The HR Partnership structure therefore has an inherent tension as HR professionals have to balance these two competing organisational needs.
The Standardisation / Customisation Dynamic Model also helps define the role of each part of the HR Community.
HR Partners are responsible for ensuring that the needs of their business are represented to the HR Community. While they have a continuing responsibility to ensure that the organisation need for efficiency (standardisation) is met, they are ideally placed to translate their business revenue need (customisation) into ‘people’ deliverables.
Importantly, the Model also demonstrates that if an activity e.g. salary review, is standard across the organisation, there is no requirement for the HR Partner to be responsible for its delivery (they add ‘no extra value’ as it is the same activity for all businesses).
Where there is a potential to increase revenues, HR Partners have a role in helping their business build an investment case and representing that investment to HR. However, they also have a responsibility to ensure that their business does not unnecessarily spend money where the returns cannot be justified or the resources are unavailable.
HR Operations, Centres of Expertise and Shared Service Centres
HR Operations, Centres of Expertise and Shared Service Centres are responsible for ensuring the needs of the organisation are suitably represented to each business. Whilst there is a clear responsibility to support agreed business customised activities, they are ideally placed to use their technical expertise to minimise costs and risks to the business. Importantly, the Model shows that Operations, COEs and SSCs should have responsibility for delivering standardised HR activities directly to the business.
Where there is a potential to increase revenues, Operations, COEs and SSCs have a role in examining whether an organisational investment is justified based on available resources and whether it should be standardised across the organisation. However, if an investment is agreed, they have a responsibility to support the HR Partner and deliver their part of the HR activities.
The Standardisation / Customisation Dynamic model also helps quantify HR Deliverables.
Where a deliverable is Standardised
- It is specific to the organisation e.g. the recruitment process. Standardised deliverables are typically the responsibility of HR Operations, COE or SSC.
Where a deliverable is Customised
- It is specific to a business e.g. a sales incentive programme to a sales team. Customised deliverables are typically the responsibility of the HR Partner, although they may not actually undertake the activity i.e. ‘deliver’ them.
The benefits of defining HR deliverables in this way is that it allows HR Communities to make conscious decisions and establish protocols for who is both accountable for making sure the deliverable happens and who actually undertakes the activity.
Creating One HR is key
HR has the potential to demonstrate it has a distinctive contribution to make to the long-term success of organisations by claiming the ‘people mandate’. However, relying on re-structuring and name changes will not be enough.
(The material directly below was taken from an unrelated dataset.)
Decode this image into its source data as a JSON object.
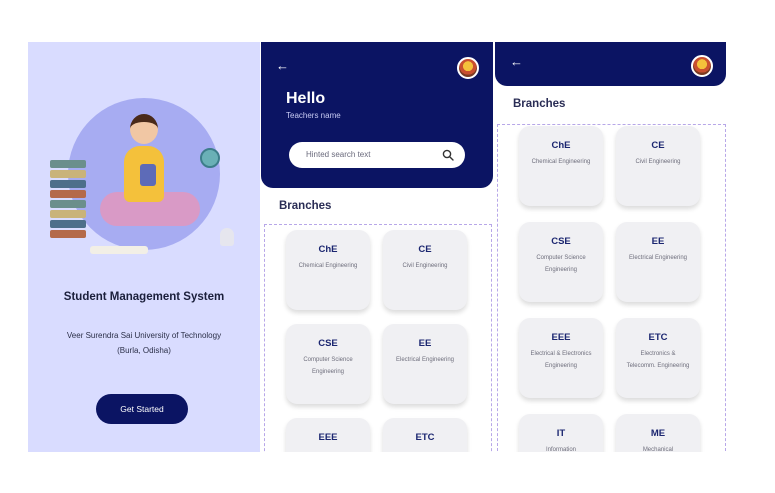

The success of HR Partnerships will fundamentally be determined by the quality of HR people (i.e. their courage, capability and credibility) and the quality of the relationships they have with the people they serve. By HR investing in relationships with itself and with others the inherent tensions, ambiguities and challenges we all face in our day-to-day jobs do not become the normal ‘show stoppers’ rather they signify the health and vibrancy of HR and the wider organisation. This is what people will buy and this is what will secure a strategic future for HR.